He’s already cast a postal vote for Reed, but his dispirited tone is familiar: “To be honest, I’ve been voting for Labour since 1996, and I haven’t changed my mind and I’m not going to change my mind. They’re all the same. But Labour for me is a bit better than the others. Especially the Tories.”
UKIP candidate Winston McKenzie will be hoping to capitalise on this anti-Conservative sentiment. With his party basking in national media attention, evidence of his canvassing is strong. Clutching a copy of the Express, local resident John Norris explains why he’ll put an x next to McKenzie’s name on Thursday.
“I’m fed up with the two parties, Conservative and Labour. Labour were in power for 13 years and what did they do? They let the working class down. They didn’t build enough council homes. And at the end of the 13 years, the gap between rich and poor was worse than at the start of it! The system needs a kick up the backside.“
Up the road in Thornton Heath, Tara Harvey says she won’t be voting in the by-election because she “didn’t know there was one”. Asked what issues would inspire her to the ballot box, she looks down at the neat bed she’s been tending in her front garden.
“I tell you what it reminds me of [around here]. When I first moved to London 10 years ago, I lived in Clapham North. And that was all very run down and now it has a few bars and a few coffee shops. But I can’t see that happening here any time soon.

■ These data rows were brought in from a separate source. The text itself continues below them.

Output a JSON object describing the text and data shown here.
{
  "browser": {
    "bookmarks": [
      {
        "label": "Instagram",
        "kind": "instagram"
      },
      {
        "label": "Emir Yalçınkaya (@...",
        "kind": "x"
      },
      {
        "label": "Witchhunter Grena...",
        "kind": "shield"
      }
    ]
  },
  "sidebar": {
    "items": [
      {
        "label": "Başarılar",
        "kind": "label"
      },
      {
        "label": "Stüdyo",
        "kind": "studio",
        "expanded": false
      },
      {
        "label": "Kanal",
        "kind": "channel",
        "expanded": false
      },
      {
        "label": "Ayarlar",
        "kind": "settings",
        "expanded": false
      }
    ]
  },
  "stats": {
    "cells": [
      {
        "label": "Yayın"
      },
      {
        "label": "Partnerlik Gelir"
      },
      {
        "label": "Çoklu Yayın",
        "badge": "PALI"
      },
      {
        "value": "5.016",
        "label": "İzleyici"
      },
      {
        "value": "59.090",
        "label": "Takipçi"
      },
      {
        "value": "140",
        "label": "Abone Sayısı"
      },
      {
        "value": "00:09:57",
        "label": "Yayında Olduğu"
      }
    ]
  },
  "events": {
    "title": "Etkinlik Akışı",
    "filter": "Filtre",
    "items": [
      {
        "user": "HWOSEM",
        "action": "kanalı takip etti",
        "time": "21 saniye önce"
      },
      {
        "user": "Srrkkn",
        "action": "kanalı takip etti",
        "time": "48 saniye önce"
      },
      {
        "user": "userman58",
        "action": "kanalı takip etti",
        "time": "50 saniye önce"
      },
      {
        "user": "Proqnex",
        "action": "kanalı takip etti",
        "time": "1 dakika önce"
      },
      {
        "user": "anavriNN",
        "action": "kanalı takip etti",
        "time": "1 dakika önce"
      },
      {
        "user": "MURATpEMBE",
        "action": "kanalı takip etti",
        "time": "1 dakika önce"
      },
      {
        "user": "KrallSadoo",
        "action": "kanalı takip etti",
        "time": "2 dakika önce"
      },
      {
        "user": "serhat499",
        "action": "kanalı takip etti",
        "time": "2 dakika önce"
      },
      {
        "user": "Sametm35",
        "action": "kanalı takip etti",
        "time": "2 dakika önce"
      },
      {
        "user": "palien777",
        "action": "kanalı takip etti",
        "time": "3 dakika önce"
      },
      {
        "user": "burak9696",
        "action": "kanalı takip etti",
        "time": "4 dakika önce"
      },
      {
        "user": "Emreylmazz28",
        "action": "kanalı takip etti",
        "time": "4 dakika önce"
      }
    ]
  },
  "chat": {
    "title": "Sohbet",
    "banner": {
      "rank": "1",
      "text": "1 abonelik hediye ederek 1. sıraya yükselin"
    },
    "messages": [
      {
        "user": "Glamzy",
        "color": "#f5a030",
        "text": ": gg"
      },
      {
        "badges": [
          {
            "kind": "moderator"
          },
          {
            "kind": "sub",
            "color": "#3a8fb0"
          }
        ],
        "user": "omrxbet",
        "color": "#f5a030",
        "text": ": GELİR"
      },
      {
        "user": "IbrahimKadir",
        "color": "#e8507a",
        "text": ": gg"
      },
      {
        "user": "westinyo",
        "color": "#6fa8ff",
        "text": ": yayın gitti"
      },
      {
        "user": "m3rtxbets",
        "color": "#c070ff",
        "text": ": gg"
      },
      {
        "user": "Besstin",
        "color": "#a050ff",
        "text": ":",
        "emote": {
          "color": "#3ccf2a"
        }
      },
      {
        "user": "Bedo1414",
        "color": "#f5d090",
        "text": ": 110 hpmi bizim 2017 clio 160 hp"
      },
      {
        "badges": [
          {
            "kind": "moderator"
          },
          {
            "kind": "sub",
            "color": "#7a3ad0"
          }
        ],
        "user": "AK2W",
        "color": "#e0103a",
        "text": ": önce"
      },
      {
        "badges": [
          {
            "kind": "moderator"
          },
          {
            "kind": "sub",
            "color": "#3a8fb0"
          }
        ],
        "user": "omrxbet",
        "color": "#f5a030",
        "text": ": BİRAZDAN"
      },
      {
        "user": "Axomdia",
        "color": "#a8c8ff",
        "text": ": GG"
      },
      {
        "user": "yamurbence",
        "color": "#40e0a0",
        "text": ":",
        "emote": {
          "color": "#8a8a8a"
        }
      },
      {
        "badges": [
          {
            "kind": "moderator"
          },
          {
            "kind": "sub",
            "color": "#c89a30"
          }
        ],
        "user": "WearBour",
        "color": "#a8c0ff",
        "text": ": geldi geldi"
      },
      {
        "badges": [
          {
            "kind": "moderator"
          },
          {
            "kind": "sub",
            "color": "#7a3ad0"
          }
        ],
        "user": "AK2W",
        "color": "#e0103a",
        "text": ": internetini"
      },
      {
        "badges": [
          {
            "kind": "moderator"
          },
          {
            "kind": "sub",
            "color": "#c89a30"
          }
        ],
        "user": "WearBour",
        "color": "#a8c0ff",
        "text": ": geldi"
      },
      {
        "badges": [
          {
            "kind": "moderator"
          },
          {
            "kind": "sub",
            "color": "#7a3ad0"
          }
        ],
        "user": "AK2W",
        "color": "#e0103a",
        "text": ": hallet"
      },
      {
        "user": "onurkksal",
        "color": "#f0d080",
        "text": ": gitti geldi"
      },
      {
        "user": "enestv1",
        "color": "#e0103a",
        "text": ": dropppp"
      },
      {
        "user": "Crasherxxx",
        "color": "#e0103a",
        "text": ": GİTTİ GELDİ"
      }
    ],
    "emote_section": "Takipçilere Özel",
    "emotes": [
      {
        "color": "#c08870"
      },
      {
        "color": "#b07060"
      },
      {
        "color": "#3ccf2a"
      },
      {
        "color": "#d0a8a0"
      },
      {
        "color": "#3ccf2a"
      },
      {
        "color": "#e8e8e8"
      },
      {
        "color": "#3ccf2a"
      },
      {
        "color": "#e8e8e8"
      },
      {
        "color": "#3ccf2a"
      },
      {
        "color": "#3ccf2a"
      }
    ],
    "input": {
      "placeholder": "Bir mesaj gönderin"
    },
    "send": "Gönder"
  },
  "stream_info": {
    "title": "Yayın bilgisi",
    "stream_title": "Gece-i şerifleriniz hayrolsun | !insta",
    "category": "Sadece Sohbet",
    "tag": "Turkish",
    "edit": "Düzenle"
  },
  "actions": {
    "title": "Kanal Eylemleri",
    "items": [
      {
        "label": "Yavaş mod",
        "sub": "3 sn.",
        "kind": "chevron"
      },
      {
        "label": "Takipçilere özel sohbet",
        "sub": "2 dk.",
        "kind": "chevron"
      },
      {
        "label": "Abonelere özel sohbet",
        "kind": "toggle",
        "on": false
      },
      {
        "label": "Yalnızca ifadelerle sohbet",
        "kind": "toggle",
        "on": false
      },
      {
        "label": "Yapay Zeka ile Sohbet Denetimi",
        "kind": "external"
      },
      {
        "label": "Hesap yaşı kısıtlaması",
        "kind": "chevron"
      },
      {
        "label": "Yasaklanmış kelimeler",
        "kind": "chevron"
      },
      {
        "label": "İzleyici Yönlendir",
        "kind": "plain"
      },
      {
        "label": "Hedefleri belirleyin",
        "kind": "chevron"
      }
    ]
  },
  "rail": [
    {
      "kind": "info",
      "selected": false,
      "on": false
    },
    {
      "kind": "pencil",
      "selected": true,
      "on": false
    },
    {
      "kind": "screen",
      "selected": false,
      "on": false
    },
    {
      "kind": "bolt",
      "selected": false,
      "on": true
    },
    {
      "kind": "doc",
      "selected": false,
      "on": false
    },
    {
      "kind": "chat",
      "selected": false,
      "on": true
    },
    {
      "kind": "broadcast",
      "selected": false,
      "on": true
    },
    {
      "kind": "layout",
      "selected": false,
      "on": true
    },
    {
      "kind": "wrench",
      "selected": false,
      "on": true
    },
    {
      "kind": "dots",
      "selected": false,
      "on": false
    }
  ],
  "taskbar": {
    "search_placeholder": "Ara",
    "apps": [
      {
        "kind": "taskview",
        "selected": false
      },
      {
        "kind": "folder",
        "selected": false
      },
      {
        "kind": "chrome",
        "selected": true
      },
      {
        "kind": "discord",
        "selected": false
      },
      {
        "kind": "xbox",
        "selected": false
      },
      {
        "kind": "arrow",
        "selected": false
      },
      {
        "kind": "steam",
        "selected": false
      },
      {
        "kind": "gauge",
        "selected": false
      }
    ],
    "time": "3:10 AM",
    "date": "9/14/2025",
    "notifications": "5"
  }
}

But it’d be nice.”
Most of the post-riots regeneration funds bypassed this area for shopping centre developments, arts festivals and PR campaigns in Croydon proper. Looking around, as the first specks of rain appear on the grey pavement, it’s hard not to wonder when the fingers of gentrification may creep this far – and whether Steve Reed will be the one to oversee it.